• [Your goal]:
If a line in the entries below includes "number", show that line.

[Records excerpted from a collection]
::::

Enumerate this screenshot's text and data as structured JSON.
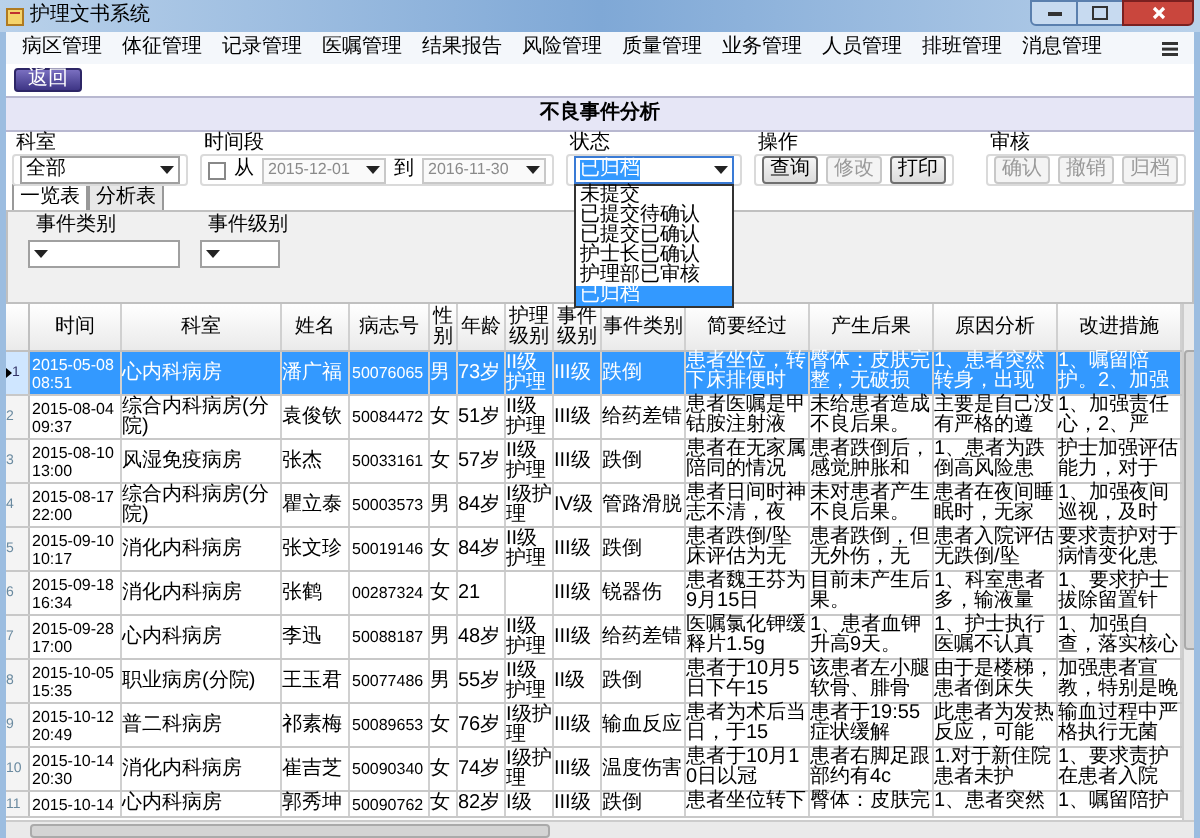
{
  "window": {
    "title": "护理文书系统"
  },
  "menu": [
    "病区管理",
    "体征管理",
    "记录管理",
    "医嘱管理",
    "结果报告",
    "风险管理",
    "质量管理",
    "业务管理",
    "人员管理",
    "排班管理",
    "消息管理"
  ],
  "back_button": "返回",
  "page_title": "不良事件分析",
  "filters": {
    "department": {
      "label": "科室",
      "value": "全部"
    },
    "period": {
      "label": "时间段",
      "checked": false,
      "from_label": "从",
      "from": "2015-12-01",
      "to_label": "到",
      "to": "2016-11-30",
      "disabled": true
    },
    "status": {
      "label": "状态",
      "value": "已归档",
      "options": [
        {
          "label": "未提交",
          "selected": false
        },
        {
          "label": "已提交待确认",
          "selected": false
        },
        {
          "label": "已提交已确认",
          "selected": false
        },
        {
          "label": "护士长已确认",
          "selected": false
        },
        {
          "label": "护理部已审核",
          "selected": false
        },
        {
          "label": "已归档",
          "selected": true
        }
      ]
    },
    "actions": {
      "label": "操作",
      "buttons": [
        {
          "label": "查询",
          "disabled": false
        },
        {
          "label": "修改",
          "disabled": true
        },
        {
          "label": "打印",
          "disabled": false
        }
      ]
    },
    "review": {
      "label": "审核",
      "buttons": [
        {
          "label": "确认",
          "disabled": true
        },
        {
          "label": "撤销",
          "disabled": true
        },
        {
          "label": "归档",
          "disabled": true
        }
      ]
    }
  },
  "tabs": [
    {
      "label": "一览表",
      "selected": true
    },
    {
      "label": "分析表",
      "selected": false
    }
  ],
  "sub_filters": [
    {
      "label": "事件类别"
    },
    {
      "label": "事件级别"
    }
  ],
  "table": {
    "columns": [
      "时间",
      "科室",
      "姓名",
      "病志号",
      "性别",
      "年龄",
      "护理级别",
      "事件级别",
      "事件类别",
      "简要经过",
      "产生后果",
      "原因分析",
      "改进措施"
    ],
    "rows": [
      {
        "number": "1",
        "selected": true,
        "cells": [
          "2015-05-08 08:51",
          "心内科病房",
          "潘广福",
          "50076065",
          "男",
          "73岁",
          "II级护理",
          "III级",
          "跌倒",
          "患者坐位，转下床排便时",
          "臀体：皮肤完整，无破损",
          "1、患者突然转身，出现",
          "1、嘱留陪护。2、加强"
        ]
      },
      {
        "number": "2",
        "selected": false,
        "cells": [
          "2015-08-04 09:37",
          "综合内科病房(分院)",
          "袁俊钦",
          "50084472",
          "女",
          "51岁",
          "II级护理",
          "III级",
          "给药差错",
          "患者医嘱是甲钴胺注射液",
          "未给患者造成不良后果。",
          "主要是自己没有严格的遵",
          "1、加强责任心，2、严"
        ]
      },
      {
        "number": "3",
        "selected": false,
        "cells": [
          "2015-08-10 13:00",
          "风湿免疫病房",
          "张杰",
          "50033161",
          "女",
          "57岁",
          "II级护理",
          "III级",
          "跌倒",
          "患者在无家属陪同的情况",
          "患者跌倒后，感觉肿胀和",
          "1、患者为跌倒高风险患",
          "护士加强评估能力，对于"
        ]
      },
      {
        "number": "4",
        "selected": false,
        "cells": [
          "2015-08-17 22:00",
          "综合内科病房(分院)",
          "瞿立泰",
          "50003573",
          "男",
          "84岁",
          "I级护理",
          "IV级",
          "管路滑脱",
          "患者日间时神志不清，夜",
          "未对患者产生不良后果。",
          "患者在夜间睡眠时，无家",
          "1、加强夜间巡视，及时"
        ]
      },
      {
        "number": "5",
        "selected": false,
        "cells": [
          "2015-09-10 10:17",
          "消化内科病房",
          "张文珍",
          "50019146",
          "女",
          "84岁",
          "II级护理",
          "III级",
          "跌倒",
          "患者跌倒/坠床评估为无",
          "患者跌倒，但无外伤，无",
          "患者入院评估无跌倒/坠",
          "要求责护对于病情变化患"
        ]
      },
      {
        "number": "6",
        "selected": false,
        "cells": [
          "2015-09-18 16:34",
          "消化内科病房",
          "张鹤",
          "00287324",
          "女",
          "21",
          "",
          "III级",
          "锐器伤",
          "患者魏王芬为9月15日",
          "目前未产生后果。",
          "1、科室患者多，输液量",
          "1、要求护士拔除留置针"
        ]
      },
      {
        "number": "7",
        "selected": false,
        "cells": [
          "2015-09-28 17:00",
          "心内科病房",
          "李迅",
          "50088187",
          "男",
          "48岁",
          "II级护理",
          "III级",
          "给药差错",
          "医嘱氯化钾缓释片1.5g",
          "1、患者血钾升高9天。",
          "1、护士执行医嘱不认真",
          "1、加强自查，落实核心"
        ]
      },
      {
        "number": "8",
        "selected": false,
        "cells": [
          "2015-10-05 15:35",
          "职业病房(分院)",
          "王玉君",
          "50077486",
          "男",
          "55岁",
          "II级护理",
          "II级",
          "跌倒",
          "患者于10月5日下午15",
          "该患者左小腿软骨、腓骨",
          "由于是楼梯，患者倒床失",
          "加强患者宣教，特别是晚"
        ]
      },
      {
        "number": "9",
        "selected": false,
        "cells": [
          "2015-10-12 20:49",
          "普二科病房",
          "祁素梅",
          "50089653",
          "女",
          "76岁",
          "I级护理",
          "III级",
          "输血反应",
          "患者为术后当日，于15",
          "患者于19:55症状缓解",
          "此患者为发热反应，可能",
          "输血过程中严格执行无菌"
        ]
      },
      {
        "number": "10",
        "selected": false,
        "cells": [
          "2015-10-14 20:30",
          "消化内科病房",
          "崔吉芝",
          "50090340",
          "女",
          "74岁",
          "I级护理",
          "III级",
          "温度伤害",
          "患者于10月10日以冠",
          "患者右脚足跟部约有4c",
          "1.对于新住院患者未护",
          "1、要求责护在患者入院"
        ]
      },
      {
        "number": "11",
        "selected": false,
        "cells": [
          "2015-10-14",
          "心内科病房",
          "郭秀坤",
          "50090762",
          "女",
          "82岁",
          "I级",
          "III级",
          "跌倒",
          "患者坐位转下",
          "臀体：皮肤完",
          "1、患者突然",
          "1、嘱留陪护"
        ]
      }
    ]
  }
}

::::

• [Task answer]:
        "number": "1",
        "number": "2",
        "number": "3",
        "number": "4",
        "number": "5",
        "number": "6",
        "number": "7",
        "number": "8",
        "number": "9",
        "number": "10",
        "number": "11",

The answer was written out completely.